Think of a compost pile like a sandwich with alternating layers. The first step is to build a foundation with a four-inch layer of bulky twigs and small branches. This allows for air to flow upward through it and also keep it off the ground. Water this layer liberally before doing alternating two-inch layers of greens and browns, watering every so often. Do this until your heap is three to five feet tall, making sure no layer is packed too firmly. You want air to be able to reach the inner parts of the pile as much as possible. Finally, sprinkle the top of the heap with a few handfuls of soil from your garden. This soil, while not totally necessary, speeds up the process by using the hundreds of millions of bacteria found in it to your advantage. You will know the process is working when the pile generates heat as it decomposes.

Step #4: Now you wait

If you do nothing from this point, you will probably have finished compost in approximately one year. Most people try to nudge Mother Nature into a speedier delivery on their black gold, though, by keeping a healthy amount of moisture (water) and air flowing within the pile. As the heat increases in the pile, moisture is lost, so it is important to regularly water your compost to keep it damp, not dripping wet. Using an aerator or pitchfork to turn your pile, anywhere from once a week to a couple times per month, will help reintroduce oxygen. The more often you turn, the quicker it will break down. Weekly aerating and watering should produce a finished compost heap in several months.

Compost shouldn't look or smell gross. When done properly, it should not attract animals (although the ones that make it into your backyard may help themselves to the food scraps on occasion). If you notice a foul, rotten-egg smell, you've put something from the "do NOT compost" list into your pile, it's not receiving enough oxygen or it's getting too wet. To correct this, work in some dry "browns" such as straw, peanut shells or sawdust. If your pile smells like ammonia, you have added too many nitrogen-rich "green" materials, so work in more browns.

Finished compost smells earthy, even sweet, is moist like a wrung-out sponge, and is dark like coffee grounds. Work at least two to four inches of this material into your garden, use as needed in potted plants, or spread around trees and garden beds as mulch. It is among the best substances nature can provide to a gardener.

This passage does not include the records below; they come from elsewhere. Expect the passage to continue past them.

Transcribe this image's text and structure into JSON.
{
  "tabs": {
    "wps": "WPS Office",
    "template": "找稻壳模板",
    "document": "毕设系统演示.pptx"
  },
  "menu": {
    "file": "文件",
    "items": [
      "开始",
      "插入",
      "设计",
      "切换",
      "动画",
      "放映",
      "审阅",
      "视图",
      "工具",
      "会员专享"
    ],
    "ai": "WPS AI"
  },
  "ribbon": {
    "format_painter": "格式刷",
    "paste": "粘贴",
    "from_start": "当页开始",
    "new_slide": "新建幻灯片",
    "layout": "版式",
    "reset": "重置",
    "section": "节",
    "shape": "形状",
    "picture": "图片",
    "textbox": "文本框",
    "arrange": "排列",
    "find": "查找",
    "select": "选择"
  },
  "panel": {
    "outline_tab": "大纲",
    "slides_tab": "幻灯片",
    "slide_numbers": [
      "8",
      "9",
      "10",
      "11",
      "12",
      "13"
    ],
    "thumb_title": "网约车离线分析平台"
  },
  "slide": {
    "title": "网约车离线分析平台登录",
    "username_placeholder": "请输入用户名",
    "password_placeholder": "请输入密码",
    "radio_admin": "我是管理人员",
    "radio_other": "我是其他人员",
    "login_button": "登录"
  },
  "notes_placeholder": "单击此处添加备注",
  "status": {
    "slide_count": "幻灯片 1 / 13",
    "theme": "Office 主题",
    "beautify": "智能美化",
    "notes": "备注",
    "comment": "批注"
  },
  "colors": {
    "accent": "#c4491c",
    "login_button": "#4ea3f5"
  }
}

Composting involves patience, but the reward is absolutely worth it. You can skip on synthetic fertilizers and soil amenders, which cost money and may hurt the environment. Compost also balances your soil’s texture, restores nutrients and diverts countless pounds of useable organic waste from our landfills.